Power to decide on release of life sentence prisoners taken from minister for justice

Independent Parole Board now responsible for decisions after enactment of legislation

The power to approve or block the release of prisoners serving life sentences has been taken out of the hands of the minister for justice and assigned to the Parole Board. Photograph: Cyril Byrne

The power to approve or block the release of prisoners serving life sentences has been taken out of the hands of the minister for justice and assigned to the Parole Board. Photograph: Cyril Byrne

 

The power to approve or block the release of prisoners serving life sentences has been taken out of the hands of the minister for justice and assigned to the Parole Board under legislation that has just come into force.

The Parole Act permits the minister to draw up regulations extending parole, which effectively means allowing the early release of prisoners not serving life sentences.

In a significant shift, the Act provides for the creation of such regulations and could see parole being extended to prisoners serving sentences other than life imprisonment.

The Act puts the board on a statutory footing, a move flagged for years, and makes it independent. Life prisoners must now have served at least 12 years rather than the previous seven years before becoming eligible for parole.

“The change to the length of a life sentence which must be served, from seven years to 12 years, before an initial parole hearing is recognition that the previous period was distressing for victims. I believe the new period of 12 year is a positive change,” said Minister for Justice Heather Humphreys.

“I am also glad that the new board includes members who have significant experience of working with victims as well as prisoners.”

‘Honoured’

Mr Justice Michael White, the inaugural chair of the 13-member board, said he was “honoured” to take up the position, which he was nominated for by Chief Justice Frank Clarke.

“The legislation underpinning the board’s functions is excellent and I look forward to working with my fellow board members to implement it,” he said.

The board meets prisoners and can recommend the release of those jailed for life or recommend other steps such as a transfer to an open prison, which usually prepares inmates for their release.

Life sentence prisoners, of which there are around 350 in the State’s jails, usually serve about 20 years before being released, but can never gain full release.

Instead, they are effectively let out on licence, which means they can be taken back into prison to resume their sentence if they breach the conditions of their release. Breaches can be for consuming drugs or alcohol, reoffending or acting in a manner that suggests they remain a threat.

Undue risk

The Department of Justice said parole “can only be granted” if the board believes the applicant does “not pose an undue risk to the public”, that he or she “has been rehabilitated” and that it is “appropriate in all the circumstances” to release them on parole.
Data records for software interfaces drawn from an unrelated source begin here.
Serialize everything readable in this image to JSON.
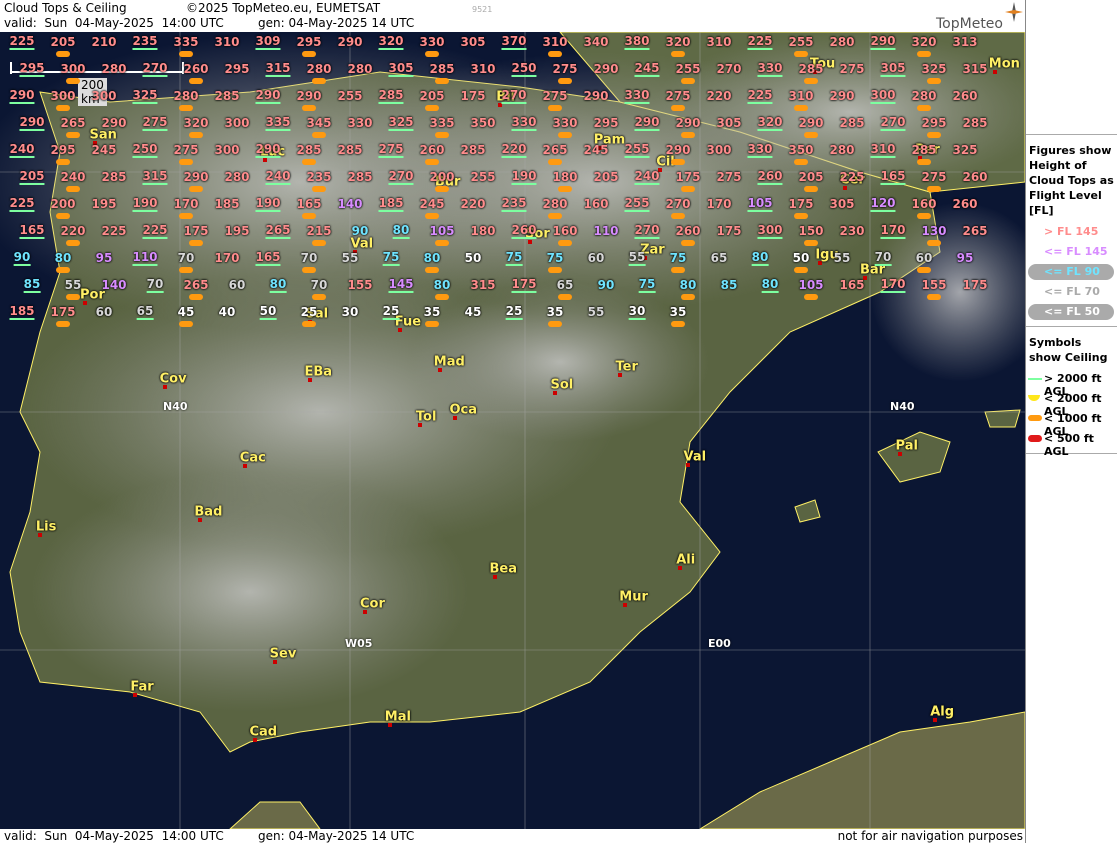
{
  "header": {
    "title": "Cloud Tops & Ceiling",
    "copyright": "©2025 TopMeteo.eu, EUMETSAT",
    "valid": "valid:  Sun  04-May-2025  14:00 UTC",
    "gen": "gen: 04-May-2025 14 UTC",
    "code": "9521",
    "brand": "TopMeteo"
  },
  "footer": {
    "valid": "valid:  Sun  04-May-2025  14:00 UTC",
    "gen": "gen: 04-May-2025 14 UTC",
    "note": "not for air navigation purposes"
  },
  "scale": {
    "label": "200 km"
  },
  "grid_labels": [
    "N40",
    "N40",
    "W05",
    "E00"
  ],
  "legend": {
    "figures_title": "Figures show Height of Cloud Tops as Flight Level  [FL]",
    "fl_items": [
      {
        "label": "> FL 145",
        "color": "#ff8c8c",
        "pill": false
      },
      {
        "label": "<= FL 145",
        "color": "#d88cff",
        "pill": false
      },
      {
        "label": "<= FL 90",
        "color": "#6fe4ff",
        "pill": true
      },
      {
        "label": "<= FL 70",
        "color": "#aaaaaa",
        "pill": false
      },
      {
        "label": "<= FL 50",
        "color": "#ffffff",
        "pill": true
      }
    ],
    "symbols_title": "Symbols show Ceiling",
    "symbol_items": [
      {
        "label": "> 2000 ft AGL",
        "symbol": "green-line"
      },
      {
        "label": "< 2000 ft AGL",
        "symbol": "yellow-half"
      },
      {
        "label": "< 1000 ft AGL",
        "symbol": "orange-bar"
      },
      {
        "label": "< 500 ft AGL",
        "symbol": "red-bar"
      }
    ]
  },
  "cities": [
    "Tou",
    "Mon",
    "Bil",
    "San",
    "Pam",
    "Luc",
    "Cil",
    "Per",
    "Cer",
    "Bur",
    "Sor",
    "Zar",
    "Val",
    "Igu",
    "Bar",
    "Por",
    "Sal",
    "Fue",
    "Mad",
    "EBa",
    "Cov",
    "Ter",
    "Sol",
    "Oca",
    "Tol",
    "Cac",
    "Val",
    "Pal",
    "Bad",
    "Lis",
    "Ali",
    "Bea",
    "Mur",
    "Cor",
    "Sev",
    "Far",
    "Cad",
    "Mal",
    "Alg"
  ],
  "cloud_top_values": [
    "225",
    "205",
    "210",
    "235",
    "335",
    "310",
    "309",
    "295",
    "290",
    "320",
    "330",
    "305",
    "370",
    "310",
    "340",
    "380",
    "320",
    "310",
    "225",
    "255",
    "280",
    "290",
    "320",
    "313",
    "295",
    "300",
    "280",
    "270",
    "260",
    "295",
    "315",
    "280",
    "280",
    "305",
    "285",
    "310",
    "250",
    "275",
    "290",
    "245",
    "255",
    "270",
    "330",
    "285",
    "275",
    "305",
    "325",
    "315",
    "290",
    "300",
    "300",
    "325",
    "280",
    "285",
    "290",
    "290",
    "255",
    "285",
    "205",
    "175",
    "270",
    "275",
    "290",
    "330",
    "275",
    "220",
    "225",
    "310",
    "290",
    "300",
    "280",
    "260",
    "290",
    "265",
    "290",
    "275",
    "320",
    "300",
    "335",
    "345",
    "330",
    "325",
    "335",
    "350",
    "330",
    "330",
    "295",
    "290",
    "290",
    "305",
    "320",
    "290",
    "285",
    "270",
    "295",
    "285",
    "240",
    "295",
    "245",
    "250",
    "275",
    "300",
    "290",
    "285",
    "285",
    "275",
    "260",
    "285",
    "220",
    "265",
    "245",
    "255",
    "290",
    "300",
    "330",
    "350",
    "280",
    "310",
    "285",
    "325",
    "205",
    "240",
    "285",
    "315",
    "290",
    "280",
    "240",
    "235",
    "285",
    "270",
    "200",
    "255",
    "190",
    "180",
    "205",
    "240",
    "175",
    "275",
    "260",
    "205",
    "225",
    "165",
    "275",
    "260",
    "225",
    "200",
    "195",
    "190",
    "170",
    "185",
    "190",
    "165",
    "140",
    "185",
    "245",
    "220",
    "235",
    "280",
    "160",
    "255",
    "270",
    "170",
    "105",
    "175",
    "305",
    "120",
    "160",
    "260",
    "165",
    "220",
    "225",
    "225",
    "175",
    "195",
    "265",
    "215",
    "90",
    "80",
    "105",
    "180",
    "260",
    "160",
    "110",
    "270",
    "260",
    "175",
    "300",
    "150",
    "230",
    "170",
    "130",
    "265",
    "90",
    "80",
    "95",
    "110",
    "70",
    "170",
    "165",
    "70",
    "55",
    "75",
    "80",
    "50",
    "75",
    "75",
    "60",
    "55",
    "75",
    "65",
    "80",
    "50",
    "55",
    "70",
    "60",
    "95",
    "85",
    "55",
    "140",
    "70",
    "265",
    "60",
    "80",
    "70",
    "155",
    "145",
    "80",
    "315",
    "175",
    "65",
    "90",
    "75",
    "80",
    "85",
    "80",
    "105",
    "165",
    "170",
    "155",
    "175",
    "185",
    "175",
    "60",
    "65",
    "45",
    "40",
    "50",
    "25",
    "30",
    "25",
    "35",
    "45",
    "25",
    "35",
    "55",
    "30",
    "35"
  ],
  "ceiling_symbols": [
    "red",
    "orange",
    "yellow",
    "green"
  ]
}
“Victims of crime will be able to make submissions to the board if they wish and may, under the Act, receive legal assistance in this regard,” it said.

The board meets and interviews prisoners seeking parole and can consider reports on their progress from the Probation Service, other agencies or individuals relevant to a life prisoner’s case, which can include victims or those close to someone who was murdered.

Under the previous system, the board made recommendations to the minister relating to life sentence prisoners, including supporting their release. While successive ministers have accepted almost all of its recommendations, they had the power to refuse them in full or in part. This at times meant the continued imprisonment of life sentence prisoners recommended for release by the board.